These issues of definition, inter-state cooperation, and rationale for the draft convention are all elements contained in the proposal annexed to the ILC’s report written by Prof. Sean D. Murphy. Apparently, the reasoning for the draft convention is that it would create a set of treaty-bound obligations to prosecute and prevent CAH, similar to those established by the Geneva Conventions for war crimes and the Genocide Convention for genocide.[ii] The ILC’s task would be to create the draft articles that would eventually become the “Convention on the Prevention and Punishment of Crimes against Humanity.”[iii]

Among the elements that must be decided in preparation for the draft convention include a consensus definition of CAH; national criminalization of acts of nationals, non-nationals, and acts within state territory; inter-state cooperation by parties to investigate and prosecute; and establish an aut dedere aut judicare obligation for states.[iv] In regards to the relationship with the ICC, the draft convention would complement the Rome Statute because it would fill the existing gap of encouraging the enactment of national laws that would prevent and protect against CAH.[v]

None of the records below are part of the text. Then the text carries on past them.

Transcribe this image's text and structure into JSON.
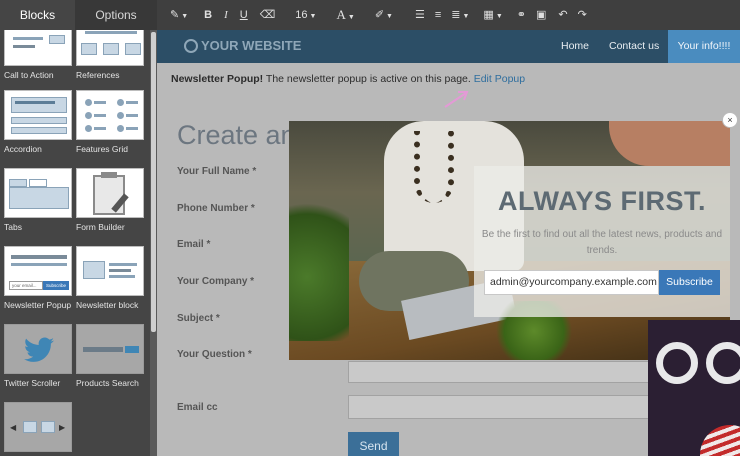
{
  "sidebar": {
    "tabs": [
      {
        "label": "Blocks"
      },
      {
        "label": "Options"
      }
    ],
    "blocks": [
      {
        "label": "Call to Action"
      },
      {
        "label": "References"
      },
      {
        "label": "Accordion"
      },
      {
        "label": "Features Grid"
      },
      {
        "label": "Tabs"
      },
      {
        "label": "Form Builder"
      },
      {
        "label": "Newsletter Popup",
        "thumb_input": "your email...",
        "thumb_button": "Subscribe"
      },
      {
        "label": "Newsletter block"
      },
      {
        "label": "Twitter Scroller"
      },
      {
        "label": "Products Search"
      },
      {
        "label": ""
      }
    ]
  },
  "toolbar": {
    "font_size": "16"
  },
  "site": {
    "logo": "YOUR WEBSITE",
    "nav": [
      {
        "label": "Home"
      },
      {
        "label": "Contact us"
      },
      {
        "label": "Your info!!!!"
      }
    ]
  },
  "notice": {
    "strong": "Newsletter Popup!",
    "text": " The newsletter popup is active on this page. ",
    "link": "Edit Popup"
  },
  "form": {
    "title": "Create an",
    "fields": [
      {
        "label": "Your Full Name *"
      },
      {
        "label": "Phone Number *"
      },
      {
        "label": "Email *"
      },
      {
        "label": "Your Company *"
      },
      {
        "label": "Subject *"
      },
      {
        "label": "Your Question *"
      },
      {
        "label": "Email cc"
      }
    ],
    "submit": "Send"
  },
  "popup": {
    "title": "ALWAYS FIRST.",
    "text": "Be the first to find out all the latest news, products and trends.",
    "email_value": "admin@yourcompany.example.com",
    "button": "Subscribe",
    "close": "×"
  },
  "colors": {
    "nav_bg": "#2c4e66",
    "accent": "#4a8cbf",
    "subscribe": "#3a78b8",
    "send": "#3b6f98"
  }
}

To echo the comment made by the United States, while the draft convention is welcomed, it nevertheless is tethered to challenging issues that must be discussed before moving forward. While conceptually the draft convention would fix the gaps of the ICC in promoting the tools for prevention and prosecution of CAH, it is not clear how it would bypass some of the jurisdictional challenges that the ICC faces. Arguably one of the biggest challenges in ending impunity and prosecuting perpetrators of abuse is obtaining jurisdiction. The ICC acquires jurisdiction if either the state party in question accepts its jurisdiction or the Security Council refers the situation to the court. But what happens in instances when neither occurs or when the state party is not cooperating with the ICC? If the objective of a draft convention would be to build on existing work, fill the gaps in the international legal system and strengthen operational tools, then can’t an argument be made that the jurisdictional issue needs to be resolved first, especially since such a convention would surely face challenges related to national sovereignty?

Finally, there is clearly legal and political merit to creating an international instrument that would emphasize and build on existing legal obligations for prosecuting and preventing CAH. But at the same time, the political will and capacity must be there to ensure that the instrument is ratified, implemented at national level, and duly enforced. At this time, it is not clear that the political will exists to push this process forward.

–          Melina Lito, Legal Adviser on UN Affairs

[i] GA/L/3467

[ii] A/68/10, Annex B, para. 1-3.

[iii] A/68/10, Annex B, para. 3.

[iv] A/68/10, Annex B, para. 8.

[v] A/68/10, Annex B, para. 9-13.